Prompt:
Reproduce exactly the line that contains "Parse this screenshot: output" and all lines that follow it in the records below, ending with the last one.

Website and app data records
----------------
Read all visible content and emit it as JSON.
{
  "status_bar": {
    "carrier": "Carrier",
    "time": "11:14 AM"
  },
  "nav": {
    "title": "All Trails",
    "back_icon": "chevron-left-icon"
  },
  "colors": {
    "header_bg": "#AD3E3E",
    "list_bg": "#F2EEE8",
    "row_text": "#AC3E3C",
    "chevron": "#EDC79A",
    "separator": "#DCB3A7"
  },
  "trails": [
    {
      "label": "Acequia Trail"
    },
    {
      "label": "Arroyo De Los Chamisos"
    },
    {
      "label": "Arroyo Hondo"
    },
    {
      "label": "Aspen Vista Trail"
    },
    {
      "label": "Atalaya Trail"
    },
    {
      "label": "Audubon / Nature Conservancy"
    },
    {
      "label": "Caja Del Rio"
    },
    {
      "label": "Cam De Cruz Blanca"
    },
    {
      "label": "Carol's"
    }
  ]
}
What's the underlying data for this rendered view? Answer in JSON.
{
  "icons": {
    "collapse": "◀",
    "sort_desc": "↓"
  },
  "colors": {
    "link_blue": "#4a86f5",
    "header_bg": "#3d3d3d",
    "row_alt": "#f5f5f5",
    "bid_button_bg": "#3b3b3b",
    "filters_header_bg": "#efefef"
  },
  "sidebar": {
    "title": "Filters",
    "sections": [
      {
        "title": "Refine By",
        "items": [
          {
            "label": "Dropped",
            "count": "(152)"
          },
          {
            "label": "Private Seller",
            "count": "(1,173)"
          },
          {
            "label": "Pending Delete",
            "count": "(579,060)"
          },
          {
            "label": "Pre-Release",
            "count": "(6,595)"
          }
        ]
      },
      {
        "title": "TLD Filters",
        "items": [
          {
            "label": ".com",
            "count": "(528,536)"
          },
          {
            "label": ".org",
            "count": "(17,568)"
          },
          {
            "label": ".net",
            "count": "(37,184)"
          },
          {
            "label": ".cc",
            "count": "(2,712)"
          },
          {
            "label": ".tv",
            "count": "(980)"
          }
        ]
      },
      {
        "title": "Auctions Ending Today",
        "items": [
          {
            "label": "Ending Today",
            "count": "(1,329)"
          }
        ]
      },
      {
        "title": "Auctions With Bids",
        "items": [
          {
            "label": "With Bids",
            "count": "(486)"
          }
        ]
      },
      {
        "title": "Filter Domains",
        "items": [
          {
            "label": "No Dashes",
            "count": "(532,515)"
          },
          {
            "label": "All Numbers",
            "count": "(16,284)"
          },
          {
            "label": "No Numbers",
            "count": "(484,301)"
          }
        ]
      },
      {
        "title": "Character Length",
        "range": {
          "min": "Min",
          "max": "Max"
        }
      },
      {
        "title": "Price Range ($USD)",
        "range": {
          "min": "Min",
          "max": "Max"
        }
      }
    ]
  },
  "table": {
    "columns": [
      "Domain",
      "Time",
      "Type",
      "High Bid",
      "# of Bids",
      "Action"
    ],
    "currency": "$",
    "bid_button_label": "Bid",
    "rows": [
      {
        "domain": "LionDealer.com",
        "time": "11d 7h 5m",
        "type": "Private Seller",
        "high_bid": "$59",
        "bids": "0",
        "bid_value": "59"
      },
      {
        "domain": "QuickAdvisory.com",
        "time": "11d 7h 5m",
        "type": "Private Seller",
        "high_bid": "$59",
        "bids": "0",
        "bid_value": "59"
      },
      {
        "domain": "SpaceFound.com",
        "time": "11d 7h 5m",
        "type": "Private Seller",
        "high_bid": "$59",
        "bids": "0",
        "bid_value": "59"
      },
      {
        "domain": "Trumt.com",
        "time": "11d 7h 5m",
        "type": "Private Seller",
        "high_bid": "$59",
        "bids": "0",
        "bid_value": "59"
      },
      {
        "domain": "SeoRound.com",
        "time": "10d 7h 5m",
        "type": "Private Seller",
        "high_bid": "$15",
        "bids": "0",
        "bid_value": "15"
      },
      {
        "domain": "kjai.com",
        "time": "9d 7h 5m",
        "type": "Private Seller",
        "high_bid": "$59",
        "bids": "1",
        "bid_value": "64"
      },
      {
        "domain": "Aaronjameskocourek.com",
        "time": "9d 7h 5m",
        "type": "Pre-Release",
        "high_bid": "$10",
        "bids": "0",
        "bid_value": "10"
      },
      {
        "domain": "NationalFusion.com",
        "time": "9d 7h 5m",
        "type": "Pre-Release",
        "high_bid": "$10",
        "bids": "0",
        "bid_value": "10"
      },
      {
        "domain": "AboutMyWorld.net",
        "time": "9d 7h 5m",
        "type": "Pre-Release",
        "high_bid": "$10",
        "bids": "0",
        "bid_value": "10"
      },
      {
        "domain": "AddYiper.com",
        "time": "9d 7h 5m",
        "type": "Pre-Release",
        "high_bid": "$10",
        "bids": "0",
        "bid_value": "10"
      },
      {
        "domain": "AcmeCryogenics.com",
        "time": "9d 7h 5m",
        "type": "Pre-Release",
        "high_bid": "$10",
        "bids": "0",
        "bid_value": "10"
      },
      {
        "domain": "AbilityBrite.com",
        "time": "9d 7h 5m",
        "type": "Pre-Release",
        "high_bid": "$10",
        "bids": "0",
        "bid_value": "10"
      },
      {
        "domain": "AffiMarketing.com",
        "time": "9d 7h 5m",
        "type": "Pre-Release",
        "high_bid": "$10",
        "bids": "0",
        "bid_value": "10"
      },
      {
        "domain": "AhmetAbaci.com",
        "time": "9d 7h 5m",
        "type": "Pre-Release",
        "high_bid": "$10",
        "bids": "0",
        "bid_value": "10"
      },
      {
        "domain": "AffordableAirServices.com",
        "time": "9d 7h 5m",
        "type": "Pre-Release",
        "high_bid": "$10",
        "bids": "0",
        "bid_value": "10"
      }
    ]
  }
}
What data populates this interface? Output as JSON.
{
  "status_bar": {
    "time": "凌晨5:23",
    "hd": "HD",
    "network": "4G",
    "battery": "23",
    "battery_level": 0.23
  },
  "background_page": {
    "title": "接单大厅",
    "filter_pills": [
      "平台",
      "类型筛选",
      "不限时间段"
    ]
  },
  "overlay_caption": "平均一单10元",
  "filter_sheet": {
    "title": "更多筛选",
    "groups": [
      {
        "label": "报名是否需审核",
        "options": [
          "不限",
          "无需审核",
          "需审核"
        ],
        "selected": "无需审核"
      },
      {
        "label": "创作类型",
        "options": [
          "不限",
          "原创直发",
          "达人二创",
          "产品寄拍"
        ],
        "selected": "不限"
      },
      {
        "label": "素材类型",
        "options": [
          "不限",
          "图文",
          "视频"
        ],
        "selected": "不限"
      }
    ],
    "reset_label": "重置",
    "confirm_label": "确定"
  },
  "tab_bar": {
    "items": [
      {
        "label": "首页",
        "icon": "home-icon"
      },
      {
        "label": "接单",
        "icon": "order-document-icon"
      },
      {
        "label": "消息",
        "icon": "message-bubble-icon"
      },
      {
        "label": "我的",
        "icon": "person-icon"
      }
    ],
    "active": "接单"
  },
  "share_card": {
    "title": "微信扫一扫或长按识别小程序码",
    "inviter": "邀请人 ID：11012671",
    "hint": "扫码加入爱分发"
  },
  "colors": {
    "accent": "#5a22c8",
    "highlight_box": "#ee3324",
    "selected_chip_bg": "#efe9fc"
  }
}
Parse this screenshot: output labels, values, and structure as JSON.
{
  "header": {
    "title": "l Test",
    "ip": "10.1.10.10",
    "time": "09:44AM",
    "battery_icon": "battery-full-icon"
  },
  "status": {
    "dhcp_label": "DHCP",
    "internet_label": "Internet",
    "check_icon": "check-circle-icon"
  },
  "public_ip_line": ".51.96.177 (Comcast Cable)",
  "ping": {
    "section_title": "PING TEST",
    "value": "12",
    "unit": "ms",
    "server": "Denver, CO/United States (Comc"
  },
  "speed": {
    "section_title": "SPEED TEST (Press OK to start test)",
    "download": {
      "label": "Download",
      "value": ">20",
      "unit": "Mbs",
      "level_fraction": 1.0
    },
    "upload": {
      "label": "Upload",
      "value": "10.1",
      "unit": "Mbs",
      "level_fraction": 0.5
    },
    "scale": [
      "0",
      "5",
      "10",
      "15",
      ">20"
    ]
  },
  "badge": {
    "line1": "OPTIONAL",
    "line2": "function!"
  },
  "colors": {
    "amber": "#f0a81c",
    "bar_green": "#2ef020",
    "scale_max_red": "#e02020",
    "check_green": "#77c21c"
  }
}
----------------
Exercise response:
Parse this screenshot: output labels, values, and structure as JSON.
{
  "header": {
    "title": "l Test",
    "ip": "10.1.10.10",
    "time": "09:44AM",
    "battery_icon": "battery-full-icon"
  },
  "status": {
    "dhcp_label": "DHCP",
    "internet_label": "Internet",
    "check_icon": "check-circle-icon"
  },
  "public_ip_line": ".51.96.177 (Comcast Cable)",
  "ping": {
    "section_title": "PING TEST",
    "value": "12",
    "unit": "ms",
    "server": "Denver, CO/United States (Comc"
  },
  "speed": {
    "section_title": "SPEED TEST (Press OK to start test)",
    "download": {
      "label": "Download",
      "value": ">20",
      "unit": "Mbs",
      "level_fraction": 1.0
    },
    "upload": {
      "label": "Upload",
      "value": "10.1",
      "unit": "Mbs",
      "level_fraction": 0.5
    },
    "scale": [
      "0",
      "5",
      "10",
      "15",
      ">20"
    ]
  },
  "badge": {
    "line1": "OPTIONAL",
    "line2": "function!"
  },
  "colors": {
    "amber": "#f0a81c",
    "bar_green": "#2ef020",
    "scale_max_red": "#e02020",
    "check_green": "#77c21c"
  }
}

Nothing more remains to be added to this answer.